[Excerpts from an interface dataset]
···

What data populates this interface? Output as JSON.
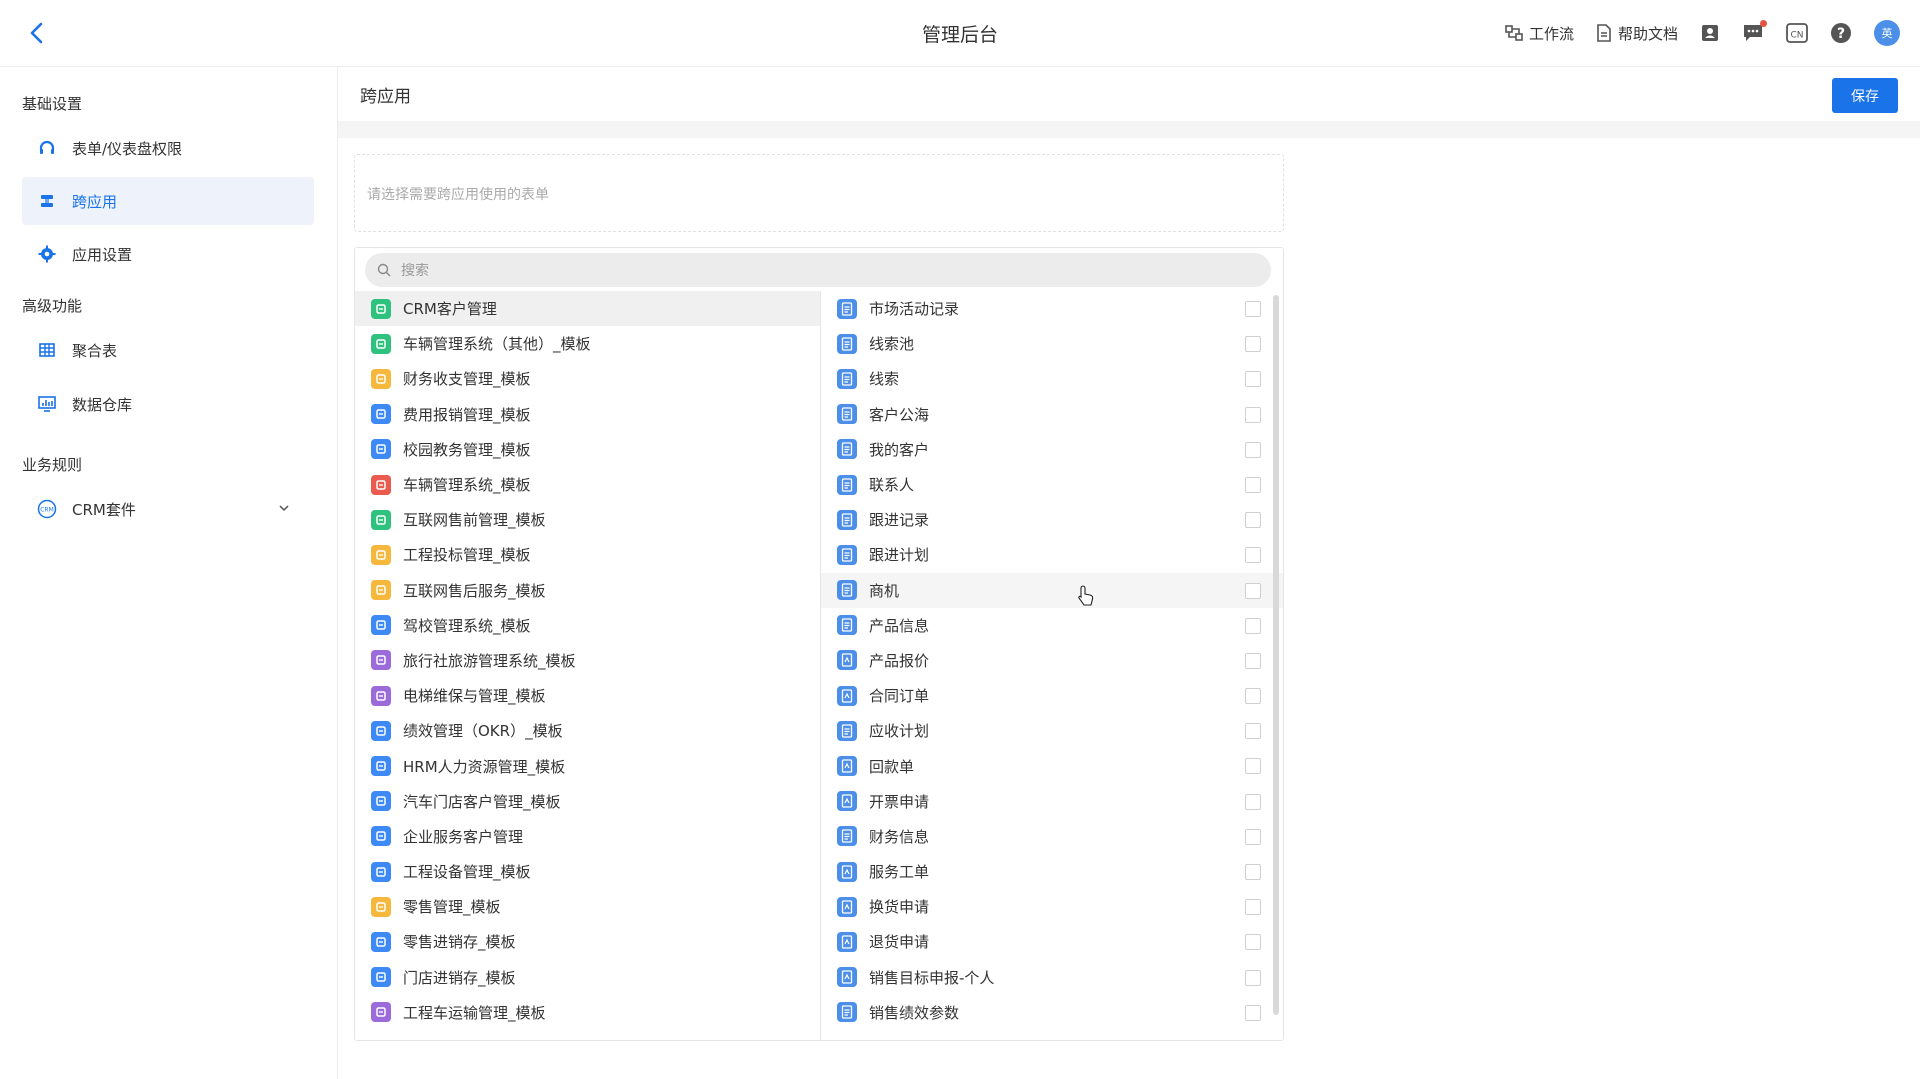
{
  "header": {
    "title": "管理后台",
    "workflow_label": "工作流",
    "help_label": "帮助文档",
    "lang_label": "CN",
    "avatar_text": "英"
  },
  "sidebar": {
    "sections": [
      {
        "label": "基础设置"
      },
      {
        "label": "高级功能"
      },
      {
        "label": "业务规则"
      }
    ],
    "items": [
      {
        "label": "表单/仪表盘权限",
        "icon": "headset-icon"
      },
      {
        "label": "跨应用",
        "icon": "cross-app-icon",
        "active": true
      },
      {
        "label": "应用设置",
        "icon": "gear-icon"
      },
      {
        "label": "聚合表",
        "icon": "grid-icon"
      },
      {
        "label": "数据仓库",
        "icon": "monitor-chart-icon"
      },
      {
        "label": "CRM套件",
        "icon": "crm-icon"
      }
    ]
  },
  "main": {
    "title": "跨应用",
    "save_label": "保存",
    "selected_placeholder": "请选择需要跨应用使用的表单",
    "search_placeholder": "搜索",
    "apps": [
      {
        "label": "CRM客户管理",
        "color": "#2ec27e"
      },
      {
        "label": "车辆管理系统（其他）_模板",
        "color": "#2ec27e"
      },
      {
        "label": "财务收支管理_模板",
        "color": "#f5b83d"
      },
      {
        "label": "费用报销管理_模板",
        "color": "#3d8af7"
      },
      {
        "label": "校园教务管理_模板",
        "color": "#3d8af7"
      },
      {
        "label": "车辆管理系统_模板",
        "color": "#ea5a4f"
      },
      {
        "label": "互联网售前管理_模板",
        "color": "#2ec27e"
      },
      {
        "label": "工程投标管理_模板",
        "color": "#f5b83d"
      },
      {
        "label": "互联网售后服务_模板",
        "color": "#f5b83d"
      },
      {
        "label": "驾校管理系统_模板",
        "color": "#3d8af7"
      },
      {
        "label": "旅行社旅游管理系统_模板",
        "color": "#9b6cd9"
      },
      {
        "label": "电梯维保与管理_模板",
        "color": "#9b6cd9"
      },
      {
        "label": "绩效管理（OKR）_模板",
        "color": "#3d8af7"
      },
      {
        "label": "HRM人力资源管理_模板",
        "color": "#3d8af7"
      },
      {
        "label": "汽车门店客户管理_模板",
        "color": "#3d8af7"
      },
      {
        "label": "企业服务客户管理",
        "color": "#3d8af7"
      },
      {
        "label": "工程设备管理_模板",
        "color": "#3d8af7"
      },
      {
        "label": "零售管理_模板",
        "color": "#f5b83d"
      },
      {
        "label": "零售进销存_模板",
        "color": "#3d8af7"
      },
      {
        "label": "门店进销存_模板",
        "color": "#3d8af7"
      },
      {
        "label": "工程车运输管理_模板",
        "color": "#9b6cd9"
      }
    ],
    "forms": [
      {
        "label": "市场活动记录",
        "icon": "doc-icon"
      },
      {
        "label": "线索池",
        "icon": "doc-icon"
      },
      {
        "label": "线索",
        "icon": "doc-icon"
      },
      {
        "label": "客户公海",
        "icon": "doc-icon"
      },
      {
        "label": "我的客户",
        "icon": "doc-icon"
      },
      {
        "label": "联系人",
        "icon": "doc-icon"
      },
      {
        "label": "跟进记录",
        "icon": "doc-icon"
      },
      {
        "label": "跟进计划",
        "icon": "doc-icon"
      },
      {
        "label": "商机",
        "icon": "doc-icon"
      },
      {
        "label": "产品信息",
        "icon": "doc-icon"
      },
      {
        "label": "产品报价",
        "icon": "flow-doc-icon"
      },
      {
        "label": "合同订单",
        "icon": "flow-doc-icon"
      },
      {
        "label": "应收计划",
        "icon": "doc-icon"
      },
      {
        "label": "回款单",
        "icon": "flow-doc-icon"
      },
      {
        "label": "开票申请",
        "icon": "flow-doc-icon"
      },
      {
        "label": "财务信息",
        "icon": "doc-icon"
      },
      {
        "label": "服务工单",
        "icon": "flow-doc-icon"
      },
      {
        "label": "换货申请",
        "icon": "flow-doc-icon"
      },
      {
        "label": "退货申请",
        "icon": "flow-doc-icon"
      },
      {
        "label": "销售目标申报-个人",
        "icon": "flow-doc-icon"
      },
      {
        "label": "销售绩效参数",
        "icon": "doc-icon"
      }
    ]
  }
}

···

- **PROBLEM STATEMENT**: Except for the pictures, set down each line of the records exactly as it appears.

- **YOUR RESPONSE**:
What data populates this interface? Output as JSON.
{
  "header": {
    "title": "管理后台",
    "workflow_label": "工作流",
    "help_label": "帮助文档",
    "lang_label": "CN",
    "avatar_text": "英"
  },
  "sidebar": {
    "sections": [
      {
        "label": "基础设置"
      },
      {
        "label": "高级功能"
      },
      {
        "label": "业务规则"
      }
    ],
    "items": [
      {
        "label": "表单/仪表盘权限",
        "icon": "headset-icon"
      },
      {
        "label": "跨应用",
        "icon": "cross-app-icon",
        "active": true
      },
      {
        "label": "应用设置",
        "icon": "gear-icon"
      },
      {
        "label": "聚合表",
        "icon": "grid-icon"
      },
      {
        "label": "数据仓库",
        "icon": "monitor-chart-icon"
      },
      {
        "label": "CRM套件",
        "icon": "crm-icon"
      }
    ]
  },
  "main": {
    "title": "跨应用",
    "save_label": "保存",
    "selected_placeholder": "请选择需要跨应用使用的表单",
    "search_placeholder": "搜索",
    "apps": [
      {
        "label": "CRM客户管理",
        "color": "#2ec27e"
      },
      {
        "label": "车辆管理系统（其他）_模板",
        "color": "#2ec27e"
      },
      {
        "label": "财务收支管理_模板",
        "color": "#f5b83d"
      },
      {
        "label": "费用报销管理_模板",
        "color": "#3d8af7"
      },
      {
        "label": "校园教务管理_模板",
        "color": "#3d8af7"
      },
      {
        "label": "车辆管理系统_模板",
        "color": "#ea5a4f"
      },
      {
        "label": "互联网售前管理_模板",
        "color": "#2ec27e"
      },
      {
        "label": "工程投标管理_模板",
        "color": "#f5b83d"
      },
      {
        "label": "互联网售后服务_模板",
        "color": "#f5b83d"
      },
      {
        "label": "驾校管理系统_模板",
        "color": "#3d8af7"
      },
      {
        "label": "旅行社旅游管理系统_模板",
        "color": "#9b6cd9"
      },
      {
        "label": "电梯维保与管理_模板",
        "color": "#9b6cd9"
      },
      {
        "label": "绩效管理（OKR）_模板",
        "color": "#3d8af7"
      },
      {
        "label": "HRM人力资源管理_模板",
        "color": "#3d8af7"
      },
      {
        "label": "汽车门店客户管理_模板",
        "color": "#3d8af7"
      },
      {
        "label": "企业服务客户管理",
        "color": "#3d8af7"
      },
      {
        "label": "工程设备管理_模板",
        "color": "#3d8af7"
      },
      {
        "label": "零售管理_模板",
        "color": "#f5b83d"
      },
      {
        "label": "零售进销存_模板",
        "color": "#3d8af7"
      },
      {
        "label": "门店进销存_模板",
        "color": "#3d8af7"
      },
      {
        "label": "工程车运输管理_模板",
        "color": "#9b6cd9"
      }
    ],
    "forms": [
      {
        "label": "市场活动记录",
        "icon": "doc-icon"
      },
      {
        "label": "线索池",
        "icon": "doc-icon"
      },
      {
        "label": "线索",
        "icon": "doc-icon"
      },
      {
        "label": "客户公海",
        "icon": "doc-icon"
      },
      {
        "label": "我的客户",
        "icon": "doc-icon"
      },
      {
        "label": "联系人",
        "icon": "doc-icon"
      },
      {
        "label": "跟进记录",
        "icon": "doc-icon"
      },
      {
        "label": "跟进计划",
        "icon": "doc-icon"
      },
      {
        "label": "商机",
        "icon": "doc-icon"
      },
      {
        "label": "产品信息",
        "icon": "doc-icon"
      },
      {
        "label": "产品报价",
        "icon": "flow-doc-icon"
      },
      {
        "label": "合同订单",
        "icon": "flow-doc-icon"
      },
      {
        "label": "应收计划",
        "icon": "doc-icon"
      },
      {
        "label": "回款单",
        "icon": "flow-doc-icon"
      },
      {
        "label": "开票申请",
        "icon": "flow-doc-icon"
      },
      {
        "label": "财务信息",
        "icon": "doc-icon"
      },
      {
        "label": "服务工单",
        "icon": "flow-doc-icon"
      },
      {
        "label": "换货申请",
        "icon": "flow-doc-icon"
      },
      {
        "label": "退货申请",
        "icon": "flow-doc-icon"
      },
      {
        "label": "销售目标申报-个人",
        "icon": "flow-doc-icon"
      },
      {
        "label": "销售绩效参数",
        "icon": "doc-icon"
      }
    ]
  }
}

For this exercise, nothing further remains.